Your task:
Search the entries for the word "index" and copy each line that has it.

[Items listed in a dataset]

===============

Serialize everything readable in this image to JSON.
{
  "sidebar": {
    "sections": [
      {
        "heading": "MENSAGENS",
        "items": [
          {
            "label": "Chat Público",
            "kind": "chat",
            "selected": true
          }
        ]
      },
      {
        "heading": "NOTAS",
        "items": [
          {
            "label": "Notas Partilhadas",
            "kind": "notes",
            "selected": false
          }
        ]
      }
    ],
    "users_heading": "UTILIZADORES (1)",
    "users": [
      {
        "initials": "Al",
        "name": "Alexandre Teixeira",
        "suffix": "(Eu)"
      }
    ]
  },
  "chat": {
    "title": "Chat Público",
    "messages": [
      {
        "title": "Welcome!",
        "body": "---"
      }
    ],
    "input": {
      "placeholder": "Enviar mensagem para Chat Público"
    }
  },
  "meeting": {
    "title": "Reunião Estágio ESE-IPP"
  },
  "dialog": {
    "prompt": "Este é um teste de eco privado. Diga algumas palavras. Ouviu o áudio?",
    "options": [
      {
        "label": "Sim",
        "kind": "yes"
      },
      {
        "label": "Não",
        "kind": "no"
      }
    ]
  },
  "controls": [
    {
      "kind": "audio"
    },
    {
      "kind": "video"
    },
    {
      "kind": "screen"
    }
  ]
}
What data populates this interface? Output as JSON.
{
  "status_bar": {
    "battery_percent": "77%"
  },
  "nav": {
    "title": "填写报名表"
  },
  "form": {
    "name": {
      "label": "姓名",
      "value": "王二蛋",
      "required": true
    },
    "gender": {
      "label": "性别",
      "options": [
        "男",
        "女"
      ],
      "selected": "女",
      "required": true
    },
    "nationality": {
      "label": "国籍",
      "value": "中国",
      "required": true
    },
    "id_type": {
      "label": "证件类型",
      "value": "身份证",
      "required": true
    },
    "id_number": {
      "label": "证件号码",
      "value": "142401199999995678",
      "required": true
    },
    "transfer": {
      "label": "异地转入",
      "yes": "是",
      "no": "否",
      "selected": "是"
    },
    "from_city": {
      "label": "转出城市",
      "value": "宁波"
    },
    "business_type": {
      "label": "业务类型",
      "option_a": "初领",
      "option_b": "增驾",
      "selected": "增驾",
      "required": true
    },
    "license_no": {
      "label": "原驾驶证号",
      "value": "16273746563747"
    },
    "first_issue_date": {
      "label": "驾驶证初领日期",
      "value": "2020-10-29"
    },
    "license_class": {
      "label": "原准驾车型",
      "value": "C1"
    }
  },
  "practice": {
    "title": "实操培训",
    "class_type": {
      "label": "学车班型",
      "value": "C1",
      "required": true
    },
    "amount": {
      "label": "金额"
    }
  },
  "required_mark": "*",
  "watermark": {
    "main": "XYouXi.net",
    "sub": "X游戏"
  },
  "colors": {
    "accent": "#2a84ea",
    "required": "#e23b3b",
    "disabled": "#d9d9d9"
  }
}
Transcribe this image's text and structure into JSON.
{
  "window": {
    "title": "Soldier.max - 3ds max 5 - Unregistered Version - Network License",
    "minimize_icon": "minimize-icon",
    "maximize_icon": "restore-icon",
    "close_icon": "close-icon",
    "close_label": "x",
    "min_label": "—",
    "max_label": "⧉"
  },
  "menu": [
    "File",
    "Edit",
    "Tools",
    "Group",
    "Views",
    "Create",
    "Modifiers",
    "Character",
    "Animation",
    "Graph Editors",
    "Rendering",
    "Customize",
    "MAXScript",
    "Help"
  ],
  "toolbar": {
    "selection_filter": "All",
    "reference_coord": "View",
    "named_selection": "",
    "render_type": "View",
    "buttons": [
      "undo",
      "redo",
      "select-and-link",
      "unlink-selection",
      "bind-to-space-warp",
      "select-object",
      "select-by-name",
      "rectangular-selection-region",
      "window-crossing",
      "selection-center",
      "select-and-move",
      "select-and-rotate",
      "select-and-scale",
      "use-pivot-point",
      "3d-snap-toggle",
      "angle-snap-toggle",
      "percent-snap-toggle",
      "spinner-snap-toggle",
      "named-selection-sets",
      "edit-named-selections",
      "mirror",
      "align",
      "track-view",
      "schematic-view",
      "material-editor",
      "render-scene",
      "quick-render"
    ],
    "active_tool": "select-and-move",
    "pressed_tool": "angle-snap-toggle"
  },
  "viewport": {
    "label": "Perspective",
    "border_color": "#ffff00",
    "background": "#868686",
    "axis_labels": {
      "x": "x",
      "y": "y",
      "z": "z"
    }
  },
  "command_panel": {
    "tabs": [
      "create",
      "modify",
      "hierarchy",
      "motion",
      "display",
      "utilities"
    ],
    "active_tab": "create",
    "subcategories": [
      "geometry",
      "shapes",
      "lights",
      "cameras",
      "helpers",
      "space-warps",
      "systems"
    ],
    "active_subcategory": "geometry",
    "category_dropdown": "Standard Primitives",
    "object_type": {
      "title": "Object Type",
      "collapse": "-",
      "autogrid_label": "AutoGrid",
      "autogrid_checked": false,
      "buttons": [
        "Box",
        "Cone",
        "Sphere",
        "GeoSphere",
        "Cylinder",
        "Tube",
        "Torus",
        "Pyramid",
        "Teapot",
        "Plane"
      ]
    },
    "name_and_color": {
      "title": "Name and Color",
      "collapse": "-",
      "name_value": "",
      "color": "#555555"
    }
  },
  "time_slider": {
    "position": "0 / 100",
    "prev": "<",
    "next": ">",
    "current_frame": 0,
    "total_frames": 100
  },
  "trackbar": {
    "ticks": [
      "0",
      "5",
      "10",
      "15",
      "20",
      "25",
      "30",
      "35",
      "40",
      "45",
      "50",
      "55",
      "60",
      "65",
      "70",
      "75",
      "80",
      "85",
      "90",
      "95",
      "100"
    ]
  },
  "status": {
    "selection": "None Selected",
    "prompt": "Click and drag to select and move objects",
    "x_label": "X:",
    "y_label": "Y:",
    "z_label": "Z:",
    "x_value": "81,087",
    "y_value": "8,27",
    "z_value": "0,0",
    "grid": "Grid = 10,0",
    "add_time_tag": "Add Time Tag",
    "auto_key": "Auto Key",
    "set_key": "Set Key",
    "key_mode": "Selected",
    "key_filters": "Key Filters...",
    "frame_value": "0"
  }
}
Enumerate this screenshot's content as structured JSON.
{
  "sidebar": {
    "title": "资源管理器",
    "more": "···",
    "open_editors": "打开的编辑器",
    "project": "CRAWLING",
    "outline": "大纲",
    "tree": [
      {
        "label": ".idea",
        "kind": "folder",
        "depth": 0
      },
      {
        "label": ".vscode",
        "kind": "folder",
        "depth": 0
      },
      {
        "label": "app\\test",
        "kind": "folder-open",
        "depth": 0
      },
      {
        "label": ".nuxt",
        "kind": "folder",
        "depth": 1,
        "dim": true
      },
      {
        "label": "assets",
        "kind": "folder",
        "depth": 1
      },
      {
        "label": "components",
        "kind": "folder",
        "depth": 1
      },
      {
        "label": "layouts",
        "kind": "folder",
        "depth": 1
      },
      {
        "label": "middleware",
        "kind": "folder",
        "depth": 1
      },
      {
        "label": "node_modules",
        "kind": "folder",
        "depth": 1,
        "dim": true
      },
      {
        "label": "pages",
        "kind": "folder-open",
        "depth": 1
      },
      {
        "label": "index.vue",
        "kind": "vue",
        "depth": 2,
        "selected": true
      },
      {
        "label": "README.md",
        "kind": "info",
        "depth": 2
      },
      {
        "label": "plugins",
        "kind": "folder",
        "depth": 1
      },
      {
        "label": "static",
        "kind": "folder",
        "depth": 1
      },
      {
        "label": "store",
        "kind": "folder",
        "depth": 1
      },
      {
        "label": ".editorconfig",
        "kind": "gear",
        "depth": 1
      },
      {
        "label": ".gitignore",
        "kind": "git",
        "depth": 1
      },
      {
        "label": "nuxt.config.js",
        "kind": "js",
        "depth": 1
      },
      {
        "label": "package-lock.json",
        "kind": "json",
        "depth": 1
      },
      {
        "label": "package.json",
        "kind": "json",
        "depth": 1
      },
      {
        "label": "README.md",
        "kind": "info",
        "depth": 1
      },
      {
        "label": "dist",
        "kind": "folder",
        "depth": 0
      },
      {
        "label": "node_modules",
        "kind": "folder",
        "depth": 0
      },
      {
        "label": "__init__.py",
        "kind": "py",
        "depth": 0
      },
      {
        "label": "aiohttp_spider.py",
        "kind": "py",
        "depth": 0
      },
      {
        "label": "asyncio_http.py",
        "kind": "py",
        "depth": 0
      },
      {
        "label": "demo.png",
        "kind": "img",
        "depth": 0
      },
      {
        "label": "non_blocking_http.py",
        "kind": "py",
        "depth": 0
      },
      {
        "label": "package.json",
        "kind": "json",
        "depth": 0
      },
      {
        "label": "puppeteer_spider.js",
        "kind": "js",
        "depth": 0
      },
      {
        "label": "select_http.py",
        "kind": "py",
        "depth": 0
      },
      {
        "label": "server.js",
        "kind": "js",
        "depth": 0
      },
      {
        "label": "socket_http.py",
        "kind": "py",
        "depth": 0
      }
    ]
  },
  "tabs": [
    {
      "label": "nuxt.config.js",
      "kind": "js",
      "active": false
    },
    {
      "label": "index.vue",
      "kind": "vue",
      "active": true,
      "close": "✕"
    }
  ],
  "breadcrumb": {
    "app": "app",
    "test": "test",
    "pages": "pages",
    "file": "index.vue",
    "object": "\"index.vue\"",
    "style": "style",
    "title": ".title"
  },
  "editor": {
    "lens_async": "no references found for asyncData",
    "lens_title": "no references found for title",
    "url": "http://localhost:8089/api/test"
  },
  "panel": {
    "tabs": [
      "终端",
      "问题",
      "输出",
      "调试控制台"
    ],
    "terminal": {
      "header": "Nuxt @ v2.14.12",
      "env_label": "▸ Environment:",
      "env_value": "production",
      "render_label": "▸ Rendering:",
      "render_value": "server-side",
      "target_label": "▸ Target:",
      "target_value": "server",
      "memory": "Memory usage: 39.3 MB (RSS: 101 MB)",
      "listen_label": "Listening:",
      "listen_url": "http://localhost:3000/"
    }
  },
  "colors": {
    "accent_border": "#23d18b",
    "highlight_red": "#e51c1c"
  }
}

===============

Result for this task:
        "label": "index.vue",
      "label": "index.vue",
    "file": "index.vue",
    "object": "\"index.vue\"",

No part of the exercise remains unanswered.